Federal Judge Strikes Down Michigan's Same-Sex Marriage Ban
A federal judge ruled against Michigan's same-sex marriage ban on Friday, making it the latest state to move a big step towards allowing gay couples to marry.
A federal judge ruled against Michigan's same-sex marriage ban on Friday. This makes Michigan the latest state to see its ban struck down in a federal court, following the Supreme Court's 2013 decision against portions of the Defense of Marriage Act.
Four Episcopal bishops in Michigan release statement: "We applaud Judge Friedman's decision to overturn Michigan's ban on equal marriage"— Niraj Warikoo (@nwarikoo) March 21, 2014
Although it was widely expected that today's decision (should it strike down the state law) would contain a stay preventing its enforcement until the appeals process is complete, there was no indication of a stay on Friday's ruling. Shortly after U.S. District Judge Bernard Friedman issued his decision, Michigan's Attorney General Bill Schuette issued an emergency request for a stay. In other words, it's not clear right now whether gay couples in the state may marry immediately, and if so, for how long. Since the ruling was issued shortly after 5 p.m. on a Friday, county clerk offices in the state are already closed, and will probably remain closed until Monday. At least one county clerk has said she is prepared to issue licenses Monday morning if a stay is not issued by then.
Update 10:30 p.m.: the Washtenaw County Clerk’s Office announced late on Friday that it would issue 60 same-sex marriage licenses starting at 9 a.m. on Saturday, unless there's a stay before then. County clerk Lawrence Kestenbaum said that his office will waive a three-day waiting period and fee for those couples applying tomorrow.
Plaintiffs April DeBoer and Jayne Rowse argued that the 2004, voter-approved law is unconstitutional under the U.S. Constitution's equal protection and due process clauses. In its defense, the state argued that a single judge shouldn't be able to overturn a voter-approved ban, and that the state has an interest in preserving traditional family structures. Here's how Judge Friedman (who was appointed by Ronald Reagan) addressed that argument, particularly the first part, in his conclusion:
In attempting to define this case as a challenge to “the will of the people,” ... state defendants lost sight of what this case is truly about: people. No court record of this proceeding could ever fully convey the personal sacrifice of these two plaintiffs who seek to ensure that the state may no longer impair the rights of their children and the thousands of others now being raised by same-sex couples. It is the Court’s fervent hope that these children will grow up “to understand the integrity and closeness of their own family and its concord with other families in their community and in their daily lives.”... Today’s decision is a step in that direction, and affirms the enduring principle that regardless of whoever finds favor in the eyes of the most recent majority, the guarantee of equal protection must prevail.

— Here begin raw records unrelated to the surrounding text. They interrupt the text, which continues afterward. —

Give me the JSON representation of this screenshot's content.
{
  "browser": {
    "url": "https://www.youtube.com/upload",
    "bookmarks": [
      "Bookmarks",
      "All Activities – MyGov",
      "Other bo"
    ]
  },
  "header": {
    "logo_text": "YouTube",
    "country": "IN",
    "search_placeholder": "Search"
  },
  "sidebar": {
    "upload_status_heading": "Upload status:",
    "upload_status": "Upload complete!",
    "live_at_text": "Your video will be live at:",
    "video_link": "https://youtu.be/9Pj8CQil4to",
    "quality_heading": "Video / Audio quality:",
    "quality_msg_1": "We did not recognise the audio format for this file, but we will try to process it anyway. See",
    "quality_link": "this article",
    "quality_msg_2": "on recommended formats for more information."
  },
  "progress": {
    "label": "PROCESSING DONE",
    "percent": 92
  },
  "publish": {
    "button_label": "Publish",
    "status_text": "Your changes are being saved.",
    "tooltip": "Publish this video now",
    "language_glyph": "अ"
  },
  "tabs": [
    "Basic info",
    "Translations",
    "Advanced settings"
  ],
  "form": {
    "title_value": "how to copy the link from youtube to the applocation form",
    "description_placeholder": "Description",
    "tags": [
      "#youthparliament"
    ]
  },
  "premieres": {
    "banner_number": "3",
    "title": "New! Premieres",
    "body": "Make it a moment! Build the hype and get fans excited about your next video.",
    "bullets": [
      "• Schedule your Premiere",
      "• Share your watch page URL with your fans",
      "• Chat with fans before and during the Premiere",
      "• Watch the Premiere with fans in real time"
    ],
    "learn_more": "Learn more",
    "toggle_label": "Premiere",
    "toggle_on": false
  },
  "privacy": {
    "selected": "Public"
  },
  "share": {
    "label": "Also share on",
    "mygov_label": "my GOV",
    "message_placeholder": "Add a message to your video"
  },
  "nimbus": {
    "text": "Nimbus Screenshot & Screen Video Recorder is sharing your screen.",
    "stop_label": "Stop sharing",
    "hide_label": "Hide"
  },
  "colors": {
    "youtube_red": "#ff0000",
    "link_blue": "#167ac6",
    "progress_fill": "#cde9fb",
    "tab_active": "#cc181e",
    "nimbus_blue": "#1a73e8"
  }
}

And here's a video of the plaintiffs learning of the decision:
The full decision is here: